- _THE PROBLEM_
Check every line of the entries that follow, and copy the ones containing "Armada".

- _INPUT DATA_
···
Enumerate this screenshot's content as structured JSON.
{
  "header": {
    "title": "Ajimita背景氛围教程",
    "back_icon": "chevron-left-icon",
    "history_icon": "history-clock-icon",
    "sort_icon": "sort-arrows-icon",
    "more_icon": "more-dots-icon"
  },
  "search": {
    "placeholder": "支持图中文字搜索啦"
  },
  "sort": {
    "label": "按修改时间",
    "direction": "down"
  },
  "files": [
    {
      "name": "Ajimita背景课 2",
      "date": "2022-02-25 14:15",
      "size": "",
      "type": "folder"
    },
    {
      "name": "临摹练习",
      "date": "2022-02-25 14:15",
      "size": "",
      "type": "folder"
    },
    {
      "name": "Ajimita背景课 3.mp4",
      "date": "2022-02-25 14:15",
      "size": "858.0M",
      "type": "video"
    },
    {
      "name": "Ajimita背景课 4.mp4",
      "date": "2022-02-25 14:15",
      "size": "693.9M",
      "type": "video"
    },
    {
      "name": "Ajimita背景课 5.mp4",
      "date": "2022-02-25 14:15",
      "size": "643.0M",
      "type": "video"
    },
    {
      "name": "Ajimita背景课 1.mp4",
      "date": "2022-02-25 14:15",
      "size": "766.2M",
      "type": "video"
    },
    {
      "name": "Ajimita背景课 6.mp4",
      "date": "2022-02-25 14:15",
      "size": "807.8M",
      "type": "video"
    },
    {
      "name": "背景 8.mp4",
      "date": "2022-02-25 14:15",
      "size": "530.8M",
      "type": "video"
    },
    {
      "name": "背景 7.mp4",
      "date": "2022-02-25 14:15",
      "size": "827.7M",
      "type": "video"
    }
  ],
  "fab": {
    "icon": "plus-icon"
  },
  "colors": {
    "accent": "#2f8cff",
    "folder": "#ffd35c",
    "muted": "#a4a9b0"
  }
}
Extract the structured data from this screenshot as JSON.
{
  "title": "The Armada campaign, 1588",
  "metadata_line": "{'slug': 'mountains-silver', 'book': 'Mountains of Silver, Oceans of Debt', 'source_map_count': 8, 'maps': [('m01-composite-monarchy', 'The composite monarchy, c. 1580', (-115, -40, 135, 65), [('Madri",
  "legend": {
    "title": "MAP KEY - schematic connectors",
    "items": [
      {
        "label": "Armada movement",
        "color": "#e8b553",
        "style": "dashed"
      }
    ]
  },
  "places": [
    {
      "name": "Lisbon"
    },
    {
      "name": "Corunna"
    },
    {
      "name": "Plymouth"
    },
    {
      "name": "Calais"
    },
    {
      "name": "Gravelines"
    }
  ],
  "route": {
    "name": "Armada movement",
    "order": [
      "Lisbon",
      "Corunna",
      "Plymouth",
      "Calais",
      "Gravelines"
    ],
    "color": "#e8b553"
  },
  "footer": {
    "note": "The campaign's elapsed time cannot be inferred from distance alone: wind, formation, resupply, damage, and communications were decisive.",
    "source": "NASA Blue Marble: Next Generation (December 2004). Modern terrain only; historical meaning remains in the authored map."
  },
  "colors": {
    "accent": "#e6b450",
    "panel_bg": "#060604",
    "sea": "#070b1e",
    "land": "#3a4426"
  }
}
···
- _RESPONSE_
  "title": "The Armada campaign, 1588",
        "label": "Armada movement",
    "name": "Armada movement",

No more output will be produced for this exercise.